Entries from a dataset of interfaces
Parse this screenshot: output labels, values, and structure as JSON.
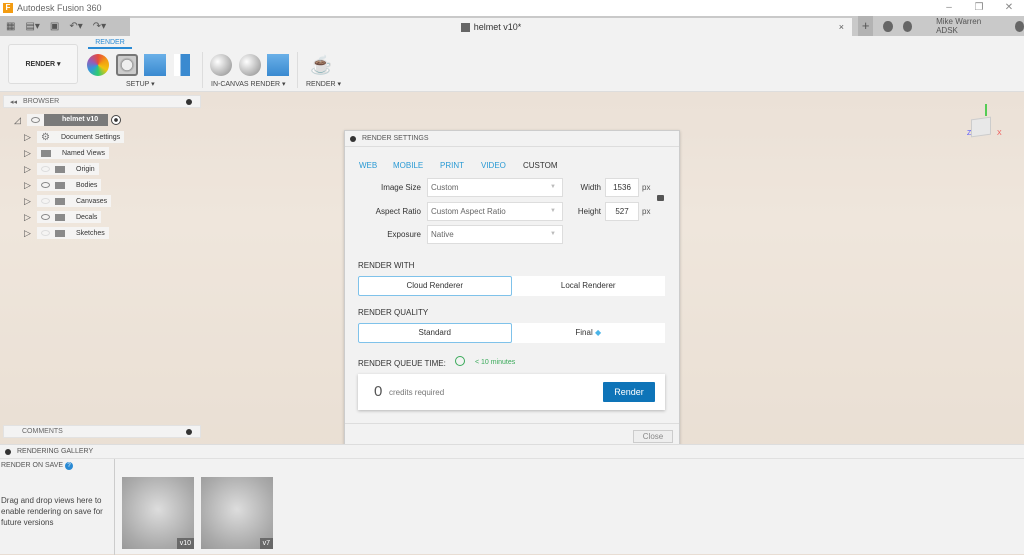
{
  "app": {
    "title": "Autodesk Fusion 360",
    "logo": "F"
  },
  "window_controls": [
    "–",
    "❐",
    "✕"
  ],
  "document": {
    "tab_title": "helmet v10*",
    "close": "×"
  },
  "user": {
    "name": "Mike Warren ADSK"
  },
  "ribbon": {
    "workspace": "RENDER ▾",
    "active_tab": "RENDER",
    "groups": [
      "SETUP ▾",
      "IN-CANVAS RENDER ▾",
      "RENDER ▾"
    ]
  },
  "browser": {
    "title": "BROWSER",
    "root": "helmet v10",
    "items": [
      {
        "label": "Document Settings",
        "icon": "gear-icon",
        "eye": "none"
      },
      {
        "label": "Named Views",
        "icon": "folder-icon",
        "eye": "none"
      },
      {
        "label": "Origin",
        "icon": "folder-icon",
        "eye": "off"
      },
      {
        "label": "Bodies",
        "icon": "folder-icon",
        "eye": "on"
      },
      {
        "label": "Canvases",
        "icon": "folder-icon",
        "eye": "off"
      },
      {
        "label": "Decals",
        "icon": "folder-icon",
        "eye": "on"
      },
      {
        "label": "Sketches",
        "icon": "folder-icon",
        "eye": "off"
      }
    ]
  },
  "comments": {
    "title": "COMMENTS"
  },
  "render_settings": {
    "title": "RENDER SETTINGS",
    "presets": [
      "WEB",
      "MOBILE",
      "PRINT",
      "VIDEO",
      "CUSTOM"
    ],
    "active_preset": "CUSTOM",
    "image_size_label": "Image Size",
    "image_size": "Custom",
    "aspect_ratio_label": "Aspect Ratio",
    "aspect_ratio": "Custom Aspect Ratio",
    "exposure_label": "Exposure",
    "exposure": "Native",
    "width_label": "Width",
    "width": "1536",
    "height_label": "Height",
    "height": "527",
    "unit": "px",
    "render_with_label": "RENDER WITH",
    "render_with": [
      "Cloud Renderer",
      "Local Renderer"
    ],
    "render_quality_label": "RENDER QUALITY",
    "render_quality": [
      "Standard",
      "Final"
    ],
    "queue_label": "RENDER QUEUE TIME:",
    "queue_time": "< 10 minutes",
    "credits": "0",
    "credits_label": "credits required",
    "render_button": "Render",
    "close_button": "Close"
  },
  "gallery": {
    "title": "RENDERING GALLERY",
    "render_on_save": "RENDER ON SAVE",
    "help": "?",
    "hint": "Drag and drop views here to enable rendering on save for future versions",
    "thumbnails": [
      {
        "version": "v10"
      },
      {
        "version": "v7"
      }
    ]
  },
  "viewcube": {
    "axes": [
      "Y",
      "Z",
      "X"
    ]
  },
  "colors": {
    "accent": "#2a8ad4",
    "render_button": "#0e74b8",
    "queue_time": "#3aaa5a"
  }
}
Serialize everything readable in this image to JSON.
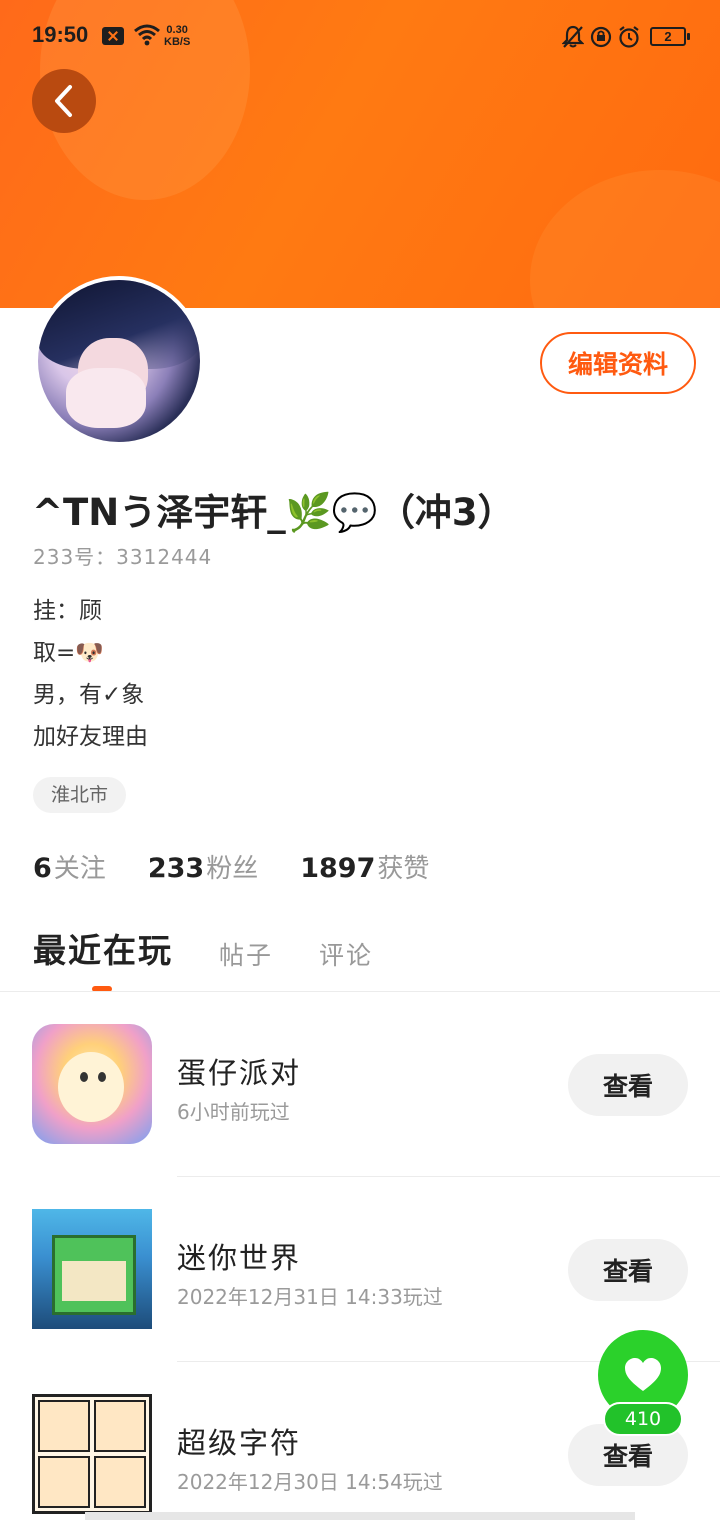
{
  "status_bar": {
    "time": "19:50",
    "speed_value": "0.30",
    "speed_unit": "KB/S",
    "battery": "2",
    "icons": [
      "close-box-icon",
      "wifi-icon",
      "mute-bell-icon",
      "rotation-lock-icon",
      "alarm-icon",
      "battery-icon"
    ]
  },
  "profile": {
    "name": "^TNう泽宇轩_🌿💬（冲3）",
    "uid": "233号：3312444",
    "edit_label": "编辑资料",
    "bio": [
      "挂：顾",
      "取=🐶",
      "男，有✓象",
      "加好友理由"
    ],
    "location": "淮北市"
  },
  "stats": [
    {
      "num": "6",
      "label": "关注"
    },
    {
      "num": "233",
      "label": "粉丝"
    },
    {
      "num": "1897",
      "label": "获赞"
    }
  ],
  "tabs": [
    "最近在玩",
    "帖子",
    "评论"
  ],
  "games": [
    {
      "name": "蛋仔派对",
      "time": "6小时前玩过",
      "action": "查看"
    },
    {
      "name": "迷你世界",
      "time": "2022年12月31日 14:33玩过",
      "action": "查看"
    },
    {
      "name": "超级字符",
      "time": "2022年12月30日 14:54玩过",
      "action": "查看"
    }
  ],
  "like": {
    "count": "410"
  },
  "colors": {
    "accent": "#ff5a10",
    "banner": "#ff7417",
    "like_green": "#2bd12b"
  }
}
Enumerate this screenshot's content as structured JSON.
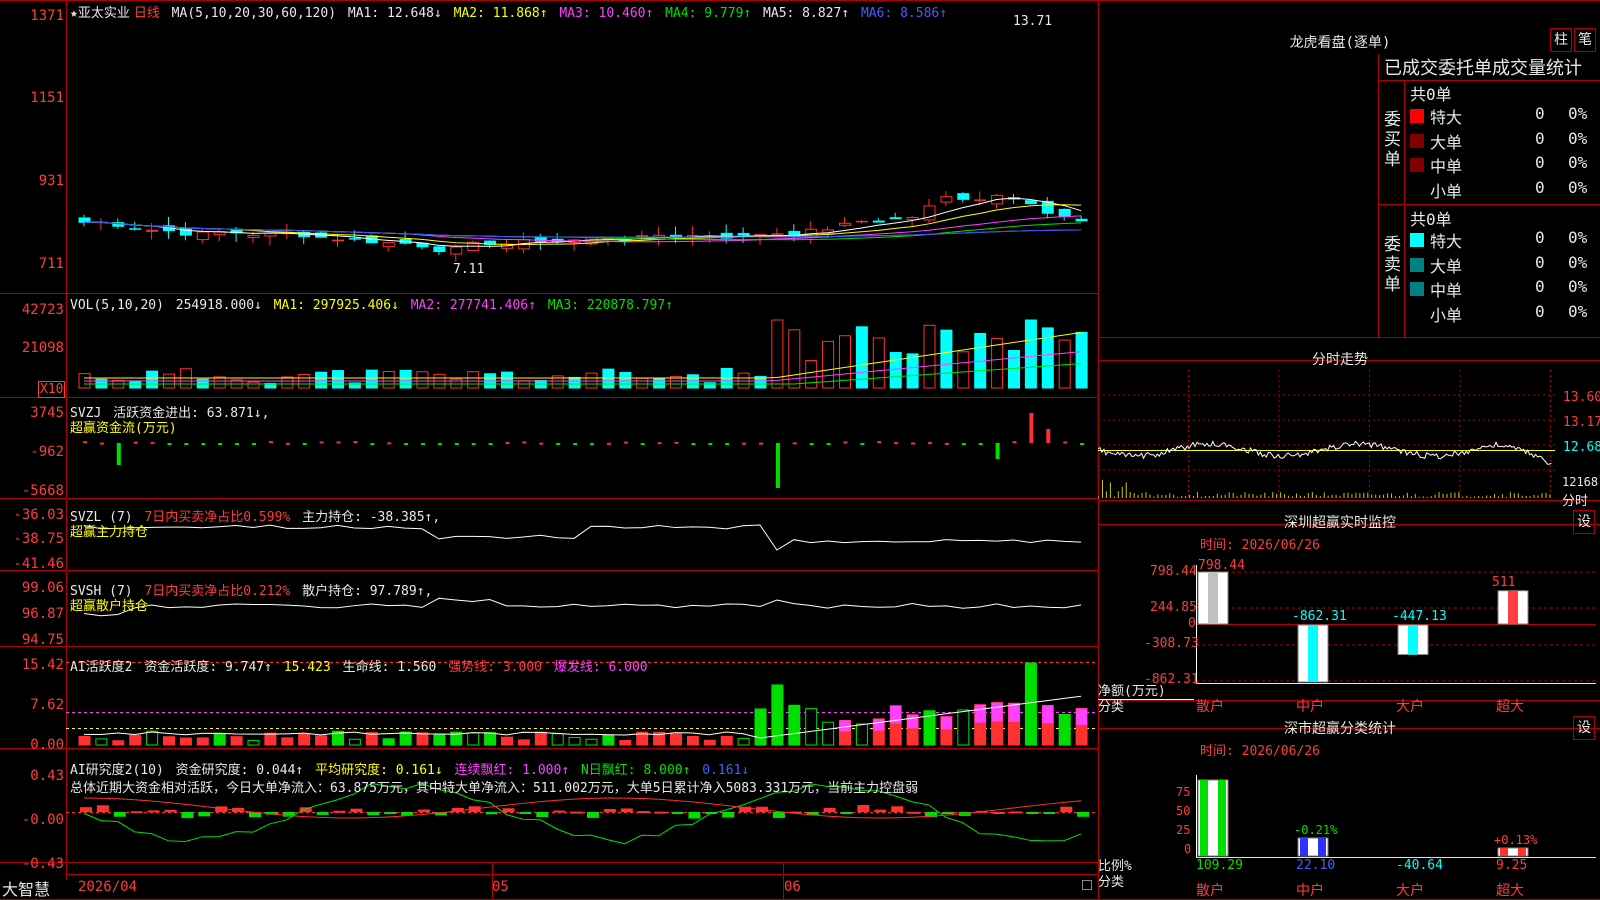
{
  "stock": {
    "name": "★亚太实业",
    "period": "日线",
    "ma_label": "MA(5,10,20,30,60,120)"
  },
  "price_panel": {
    "ma1": "MA1: 12.648↓",
    "ma2": "MA2: 11.868↑",
    "ma3": "MA3: 10.460↑",
    "ma4": "MA4: 9.779↑",
    "ma5": "MA5: 8.827↑",
    "ma6": "MA6: 8.586↑",
    "axis": [
      "1371",
      "1151",
      "931",
      "711"
    ],
    "high_label": "13.71",
    "low_label": "7.11"
  },
  "vol_panel": {
    "label": "VOL(5,10,20)",
    "value": "254918.000↓",
    "ma1": "MA1: 297925.406↓",
    "ma2": "MA2: 277741.406↑",
    "ma3": "MA3: 220878.797↑",
    "axis": [
      "42723",
      "21098"
    ],
    "unit": "X10"
  },
  "svzj_panel": {
    "label": "SVZJ",
    "value": "活跃资金进出: 63.871↓,",
    "sub": "超赢资金流(万元)",
    "axis": [
      "3745",
      "-962",
      "-5668"
    ]
  },
  "svzl_panel": {
    "label": "SVZL (7)",
    "desc": "7日内买卖净占比0.599%",
    "value": "主力持仓: -38.385↑,",
    "sub": "超赢主力持仓",
    "axis": [
      "-36.03",
      "-38.75",
      "-41.46"
    ]
  },
  "svsh_panel": {
    "label": "SVSH (7)",
    "desc": "7日内买卖净占比0.212%",
    "value": "散户持仓: 97.789↑,",
    "sub": "超赢散户持仓",
    "axis": [
      "99.06",
      "96.87",
      "94.75"
    ]
  },
  "ai_active_panel": {
    "label": "AI活跃度2",
    "v1": "资金活跃度: 9.747↑",
    "v2": "15.423",
    "v3": "生命线: 1.560",
    "v4": "强势线: 3.000",
    "v5": "爆发线: 6.000",
    "axis": [
      "15.42",
      "7.62",
      "0.00"
    ]
  },
  "ai_research_panel": {
    "label": "AI研究度2(10)",
    "v1": "资金研究度: 0.044↑",
    "v2": "平均研究度: 0.161↓",
    "v3": "连续飘红: 1.000↑",
    "v4": "N日飘红: 8.000↑",
    "v5": "0.161↓",
    "summary": "总体近期大资金相对活跃，今日大单净流入：63.875万元，其中特大单净流入：511.002万元，大单5日累计净入5083.331万元，当前主力控盘弱",
    "axis": [
      "0.43",
      "-0.00",
      "-0.43"
    ]
  },
  "bottom": {
    "brand": "大智慧",
    "date1": "2026/04",
    "date2": "05",
    "date3": "06"
  },
  "dragon": {
    "title": "龙虎看盘(逐单)",
    "btn1": "柱",
    "btn2": "笔",
    "header": "已成交委托单成交量统计",
    "buy": {
      "side": "委买单",
      "total": "共0单",
      "rows": [
        {
          "name": "特大",
          "n": "0",
          "p": "0%",
          "color": "#ff0000"
        },
        {
          "name": "大单",
          "n": "0",
          "p": "0%",
          "color": "#800000"
        },
        {
          "name": "中单",
          "n": "0",
          "p": "0%",
          "color": "#800000"
        },
        {
          "name": "小单",
          "n": "0",
          "p": "0%",
          "color": "#000000"
        }
      ]
    },
    "sell": {
      "side": "委卖单",
      "total": "共0单",
      "rows": [
        {
          "name": "特大",
          "n": "0",
          "p": "0%",
          "color": "#00ffff"
        },
        {
          "name": "大单",
          "n": "0",
          "p": "0%",
          "color": "#008080"
        },
        {
          "name": "中单",
          "n": "0",
          "p": "0%",
          "color": "#008080"
        },
        {
          "name": "小单",
          "n": "0",
          "p": "0%",
          "color": "#000000"
        }
      ]
    }
  },
  "intraday": {
    "title": "分时走势",
    "axis": [
      "13.60",
      "13.17",
      "12.68"
    ],
    "vol_axis": "12168",
    "unit": "分时"
  },
  "sz_monitor": {
    "title": "深圳超赢实时监控",
    "btn": "设",
    "time": "时间: 2026/06/26",
    "axis": [
      "798.44",
      "244.85",
      "0",
      "-308.73",
      "-862.31"
    ],
    "ylabel": "净额(万元)",
    "xlabel": "分类",
    "categories": [
      "散户",
      "中户",
      "大户",
      "超大"
    ],
    "values": [
      798.44,
      -862.31,
      -447.13,
      511
    ],
    "value_labels": [
      "798.44",
      "-862.31",
      "-447.13",
      "511"
    ]
  },
  "sz_stats": {
    "title": "深市超赢分类统计",
    "btn": "设",
    "time": "时间: 2026/06/26",
    "axis": [
      "75",
      "50",
      "25",
      "0"
    ],
    "ylabel": "比例%",
    "xlabel": "分类",
    "categories": [
      "散户",
      "中户",
      "大户",
      "超大"
    ],
    "values": [
      109.29,
      22.1,
      -40.64,
      9.25
    ],
    "top_labels": [
      "",
      "-0.21%",
      "",
      "+0.13%"
    ],
    "value_labels": [
      "109.29",
      "22.10",
      "-40.64",
      "9.25"
    ]
  }
}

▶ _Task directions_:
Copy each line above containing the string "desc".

▶ _Answer space_:
    "desc": "7日内买卖净占比0.599%",
    "desc": "7日内买卖净占比0.212%",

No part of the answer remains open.